I sit myself at the table and I write. The Muse? I will have none of it. I am more interested in hard work than in inspiration. If I wait for the muse I will be waiting a lifetime.

Poetry works differently. I sit myself down and there is nothing but the words on the page, written in a different, heightened state. Poetry must be seized, it seems. At this desk there is nothing. The strict discipline of the craft will leave me with a gaping whiteness on the page like a scream arrested.

Today I feel on the edge of a poetry. I am unbalanced, dizzy with the heat and the shock of my flesh melting into it. I flick between A Grief Observed and Harwood and Best Australian Science and there is a vague hum as if the books are speaking to each other when I am not looking. I pace. This is how I write poetry when I am not mad or bereft. I have to catch it at a glance, side-on, sidling up to it. My note paper capturing the words, resisting judgement.

I open a painting and it is there, that hum, that image between the spidery letters of a word. I am quick to scoop up three lines. Then my pen turns to dough on the page. I must walk away and let the syllables rise like an unwatched pot.
My grandmother is shaking her head, she of the workmanlike elbows and fists. You must grab it - and the fly plucked from the air.  But my grandmother never wrote a poem. There is no grabbing a poem. It is more like photographic developing than sculpture. It is a quite sitting, half-looking, squinting through dark, waiting for the words to settle blackly on the page.

Today I have written two poems.

My grandmother is behind me. Tsking her tongue.
As always,
She is not impressed.

Thursday, November 6, 2014

Writing a Glunk

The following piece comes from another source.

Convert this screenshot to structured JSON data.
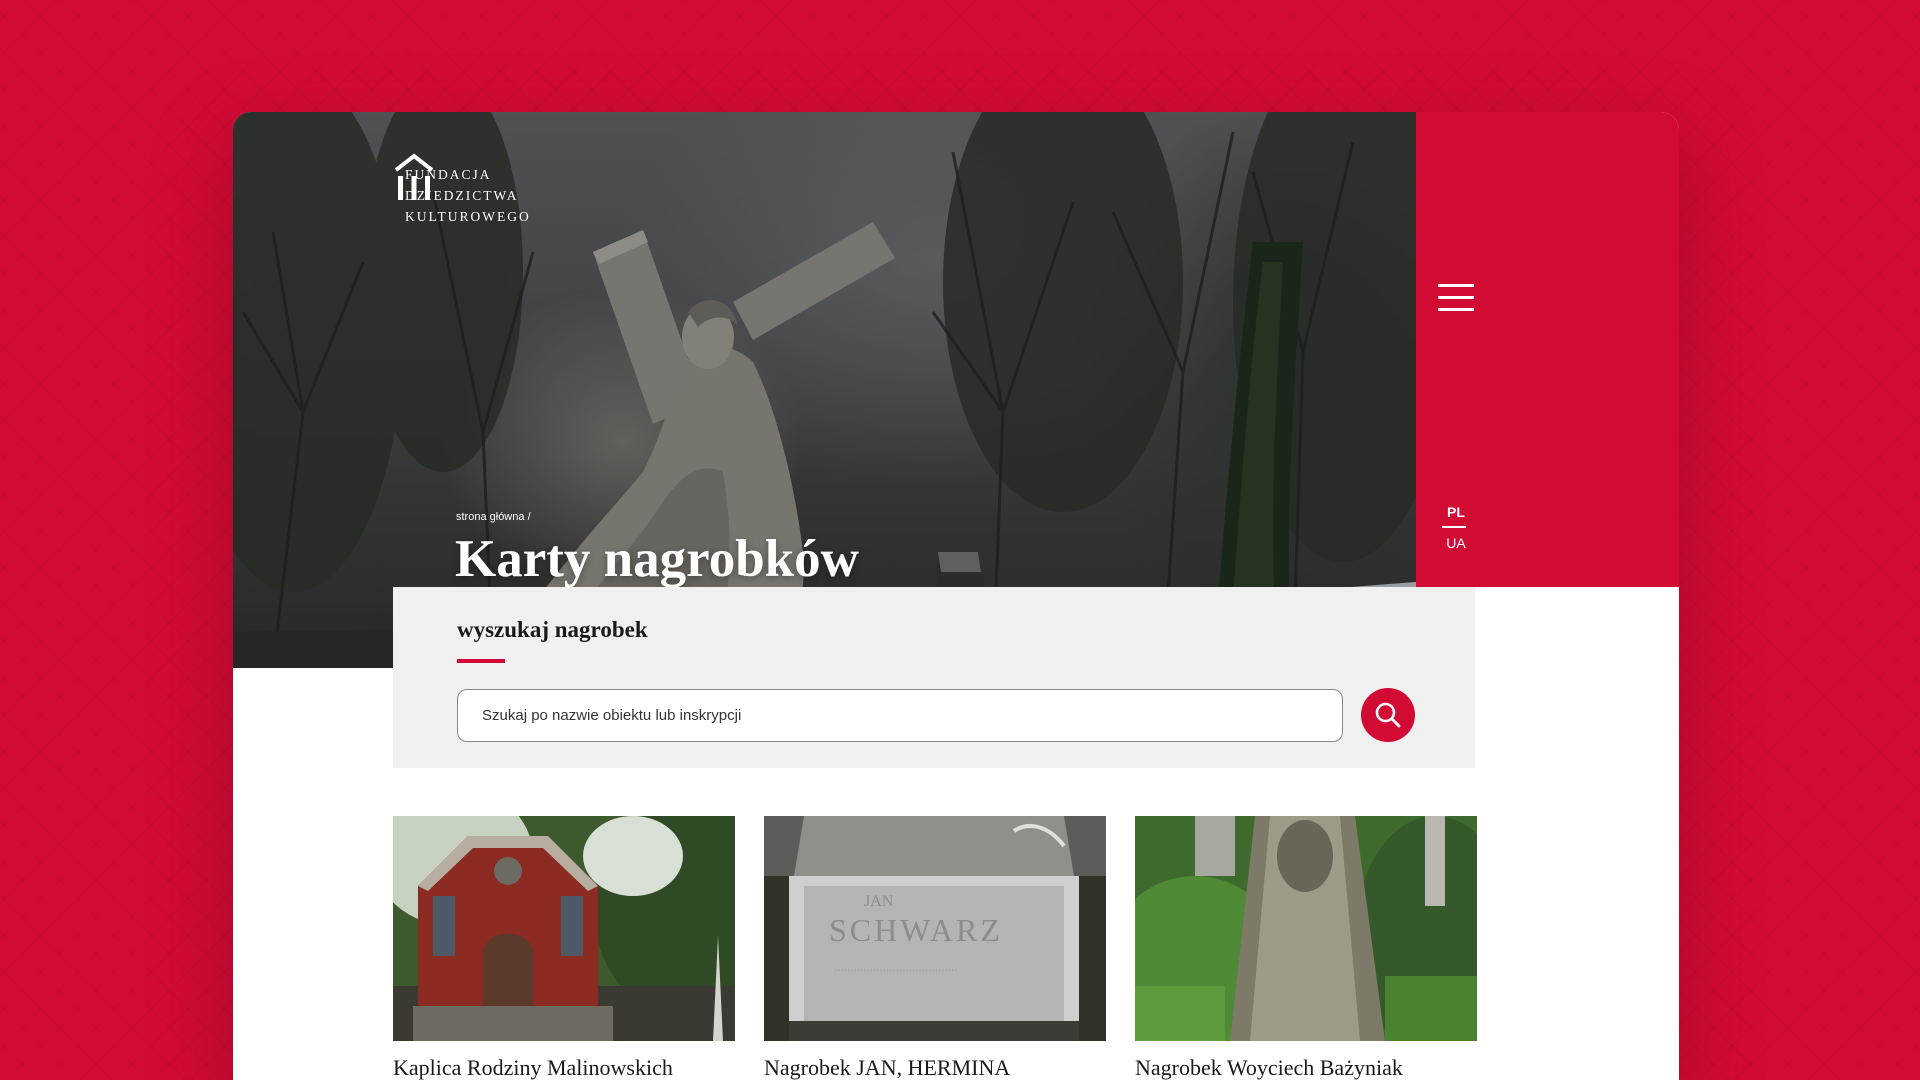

OK. I may have mentioned this in my blogging once before, but when I was a child I was very disturbed by a particular Dr Suess book. I think it was in The Sneetches and other stories. It was a story about a boy's little sister who used to sit and think little fluffy things into existence every night after dinner. Then one night she thinks up a Glunk and of course the idea is way too big for her and causes terror and mayhem and it is up to the little boy to 'unthunk the Glunk'.  Now little Sally only ever thinks up fluffy things after dinner.

This story disturbed me, even when I was seven.  I was already involved in thinking up Glunks. I was reaching for books way too age-inappropriate for a seven year old. By the time I was ten I fell in love with Peter Otoole playing Lawrence of Arabia and insisted on reading The Seven Pillars of Wisdom with its bible thin pages and interminable recounting of one military push after another. I had no idea what I was reading but I pushed on anyway. I was so proud of myself when, after several months of slogging, I had finished the book. I even really loved some paragraphs and underlined them. I still have my copy of the book.

I did not want to be stuck thinking fluffy things after dinner. I wanted to over-reach.

Somehow I have found my safe-unsafe boundaries.  I know what I am comfortable writing and I stick to small contemporary stories with a manageable cast. I still over-reach but it is always about the concepts and not the parameters of the story.

I have an idea for a novel. It is a big novel. It requires lots of research. It is historical. It is about politics and cultural cringe and all the things that I am ignorant of.

I am really afraid to start this book but it won't let go of my head. It has a hook in me.  I am afraid that it is too big for me. I am afraid I will fail trying to write it.

Still, I was never satisfied with little Sally's parameters.  I suppose you can't get your teeth into the fruit unless you pick it first. I am reaching up into the tree for the forbidden apple. I have my Glunk in my sights. I am afraid I am going to start this impossible project. Frightened. Hesitant. Starting now.